Instructions for filling out the CMR Form
- On first line of form, write the disease, and if applicable, the site of infection. Complete the patient's name, address, and date of birth, phone number, and gender. Social security numbers are not necessary. Enter the medical record number if applicable.
- Identify the whether the patient is pregnant, and if so, the estimated delivery date.
- On the far right, enter the patient's ethnicity and race, if known.
- On the center left, enter the date of onset and date of diagnosis. Enter the date of death if applicable.
- In the center of the form, complete the reporting healthcare provider section. Please include phone and fax numbers.
- The lower half of the page asks for additional information about sexually transmitted diseases, viral hepatitis, and tuberculosis.

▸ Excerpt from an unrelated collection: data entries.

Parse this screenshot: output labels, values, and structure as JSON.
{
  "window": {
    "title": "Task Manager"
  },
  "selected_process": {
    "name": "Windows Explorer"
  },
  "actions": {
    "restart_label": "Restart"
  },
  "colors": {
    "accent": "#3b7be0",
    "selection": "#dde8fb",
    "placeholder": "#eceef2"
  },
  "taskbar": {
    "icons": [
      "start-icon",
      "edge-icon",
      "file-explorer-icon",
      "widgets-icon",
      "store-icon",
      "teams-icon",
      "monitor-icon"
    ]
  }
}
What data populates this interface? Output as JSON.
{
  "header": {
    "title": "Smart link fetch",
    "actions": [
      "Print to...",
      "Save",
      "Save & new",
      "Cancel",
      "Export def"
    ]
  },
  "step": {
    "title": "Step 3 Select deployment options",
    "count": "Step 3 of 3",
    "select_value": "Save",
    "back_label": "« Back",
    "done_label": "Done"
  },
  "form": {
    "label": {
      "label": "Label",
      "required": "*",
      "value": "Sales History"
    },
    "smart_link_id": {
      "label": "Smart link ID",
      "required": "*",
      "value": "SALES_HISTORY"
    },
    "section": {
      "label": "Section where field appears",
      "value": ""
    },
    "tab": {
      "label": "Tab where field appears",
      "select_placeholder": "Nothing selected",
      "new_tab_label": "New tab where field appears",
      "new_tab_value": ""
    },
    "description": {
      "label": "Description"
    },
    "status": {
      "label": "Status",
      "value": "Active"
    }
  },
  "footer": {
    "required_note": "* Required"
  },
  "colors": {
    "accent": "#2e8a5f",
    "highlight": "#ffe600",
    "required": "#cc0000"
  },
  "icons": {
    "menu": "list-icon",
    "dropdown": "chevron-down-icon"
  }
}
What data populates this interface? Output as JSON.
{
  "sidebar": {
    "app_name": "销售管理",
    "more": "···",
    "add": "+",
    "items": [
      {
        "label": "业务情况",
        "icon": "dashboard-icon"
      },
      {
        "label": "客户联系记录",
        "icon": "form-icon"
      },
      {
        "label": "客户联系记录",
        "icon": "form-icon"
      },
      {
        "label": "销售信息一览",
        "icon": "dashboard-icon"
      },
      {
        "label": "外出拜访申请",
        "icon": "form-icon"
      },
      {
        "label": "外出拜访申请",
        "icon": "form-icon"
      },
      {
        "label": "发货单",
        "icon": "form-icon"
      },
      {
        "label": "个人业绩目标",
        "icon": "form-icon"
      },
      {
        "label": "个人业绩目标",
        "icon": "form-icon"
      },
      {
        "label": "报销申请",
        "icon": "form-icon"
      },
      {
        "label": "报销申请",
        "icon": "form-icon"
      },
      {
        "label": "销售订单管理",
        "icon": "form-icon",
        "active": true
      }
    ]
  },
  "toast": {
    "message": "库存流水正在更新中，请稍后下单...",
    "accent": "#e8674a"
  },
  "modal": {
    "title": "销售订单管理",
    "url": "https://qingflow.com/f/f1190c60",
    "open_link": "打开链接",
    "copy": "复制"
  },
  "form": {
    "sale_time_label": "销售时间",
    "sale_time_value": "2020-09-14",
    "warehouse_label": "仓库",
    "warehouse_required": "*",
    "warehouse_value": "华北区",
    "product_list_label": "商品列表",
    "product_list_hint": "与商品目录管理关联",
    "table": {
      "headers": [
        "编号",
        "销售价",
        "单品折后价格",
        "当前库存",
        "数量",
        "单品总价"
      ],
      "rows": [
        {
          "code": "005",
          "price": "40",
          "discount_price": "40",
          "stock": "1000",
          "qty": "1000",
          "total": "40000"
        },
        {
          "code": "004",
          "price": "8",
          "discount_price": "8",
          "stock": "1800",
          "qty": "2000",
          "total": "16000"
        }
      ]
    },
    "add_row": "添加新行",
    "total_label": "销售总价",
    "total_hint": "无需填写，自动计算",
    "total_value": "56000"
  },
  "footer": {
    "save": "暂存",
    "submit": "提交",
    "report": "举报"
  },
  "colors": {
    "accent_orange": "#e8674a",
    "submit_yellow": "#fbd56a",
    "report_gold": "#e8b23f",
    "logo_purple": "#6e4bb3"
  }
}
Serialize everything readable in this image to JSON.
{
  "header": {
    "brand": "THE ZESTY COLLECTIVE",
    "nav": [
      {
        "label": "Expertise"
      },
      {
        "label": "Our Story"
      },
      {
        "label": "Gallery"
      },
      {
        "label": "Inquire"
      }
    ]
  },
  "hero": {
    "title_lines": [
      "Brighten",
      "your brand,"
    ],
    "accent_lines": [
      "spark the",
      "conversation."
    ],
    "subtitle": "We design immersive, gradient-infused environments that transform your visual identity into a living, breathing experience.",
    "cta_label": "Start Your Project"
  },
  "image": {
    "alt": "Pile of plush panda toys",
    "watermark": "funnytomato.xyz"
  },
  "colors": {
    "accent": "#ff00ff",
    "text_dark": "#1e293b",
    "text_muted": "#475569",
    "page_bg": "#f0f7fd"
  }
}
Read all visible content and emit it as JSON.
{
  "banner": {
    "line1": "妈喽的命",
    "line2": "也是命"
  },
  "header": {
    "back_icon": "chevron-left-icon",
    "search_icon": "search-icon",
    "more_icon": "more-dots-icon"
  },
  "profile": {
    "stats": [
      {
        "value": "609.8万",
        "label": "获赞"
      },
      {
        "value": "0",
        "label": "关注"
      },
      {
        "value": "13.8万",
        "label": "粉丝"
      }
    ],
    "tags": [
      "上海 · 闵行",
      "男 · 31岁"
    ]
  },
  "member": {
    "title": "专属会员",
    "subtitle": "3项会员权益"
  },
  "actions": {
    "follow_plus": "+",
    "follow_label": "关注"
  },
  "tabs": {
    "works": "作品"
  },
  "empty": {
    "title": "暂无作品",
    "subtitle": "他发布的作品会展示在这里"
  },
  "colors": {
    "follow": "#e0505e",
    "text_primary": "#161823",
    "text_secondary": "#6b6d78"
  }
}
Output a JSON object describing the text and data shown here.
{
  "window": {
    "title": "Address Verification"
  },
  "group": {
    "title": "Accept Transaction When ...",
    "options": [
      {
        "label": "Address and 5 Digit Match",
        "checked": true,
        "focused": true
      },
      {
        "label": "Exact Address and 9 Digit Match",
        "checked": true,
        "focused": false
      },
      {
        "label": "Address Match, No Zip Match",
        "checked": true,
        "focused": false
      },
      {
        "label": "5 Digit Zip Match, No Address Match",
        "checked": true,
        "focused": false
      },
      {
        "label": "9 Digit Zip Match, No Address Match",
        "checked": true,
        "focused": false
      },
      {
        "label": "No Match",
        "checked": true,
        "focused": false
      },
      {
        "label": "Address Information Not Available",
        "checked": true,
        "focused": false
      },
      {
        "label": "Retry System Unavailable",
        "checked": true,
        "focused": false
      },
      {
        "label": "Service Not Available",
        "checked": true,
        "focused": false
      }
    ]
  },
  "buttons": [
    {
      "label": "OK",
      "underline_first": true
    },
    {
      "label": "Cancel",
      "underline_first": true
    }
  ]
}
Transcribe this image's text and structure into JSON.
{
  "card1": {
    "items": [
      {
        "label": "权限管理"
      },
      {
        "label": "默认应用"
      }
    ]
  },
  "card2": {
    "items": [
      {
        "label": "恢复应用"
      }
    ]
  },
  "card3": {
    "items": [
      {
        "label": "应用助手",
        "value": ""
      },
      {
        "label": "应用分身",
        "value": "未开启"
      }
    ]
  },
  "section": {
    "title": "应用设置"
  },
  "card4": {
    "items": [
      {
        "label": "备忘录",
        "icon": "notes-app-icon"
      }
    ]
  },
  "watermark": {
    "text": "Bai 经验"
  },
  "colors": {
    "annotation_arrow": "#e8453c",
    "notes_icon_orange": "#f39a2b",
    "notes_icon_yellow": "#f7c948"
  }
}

- For hepatitis B or C, note whether the infection is chronic or acute.
- For syphilis, include signs and symptoms to support syphilis staging and doses and dates of treatment administered.
- If pertinent lab reports are available, please fax them along with the CMR.
- Please be as complete as possible when entering information. Fax or mail the completed report to the number or address shown on the center right.
- Fax numbers:
- All diseases except TB and HIV: 408-885-3709
- TB: 408-885-2331
Who is required to report a communicable diease?
- Medical doctors, osteopaths, veterinarians, podiatrists, nurse practitioners, physician assistants, nurses, nurse midwives, infection control practitioners, medical examiners, coroners, dentists, and administrators of health facilities and clinics (California Code of Regulations [CCR],Title 17, Section 2500).
- Anyone in charge of a public or private school, kindergarten, boarding school, or preschool (CCR, Title 17, Section 2508).
- Laboratories (CCR, Title 17, Section 2505).
Note that all three groups are required to report independent of one another. For example, if a provider knows that a lab has already reported a disease, the provider is still required to report the disease.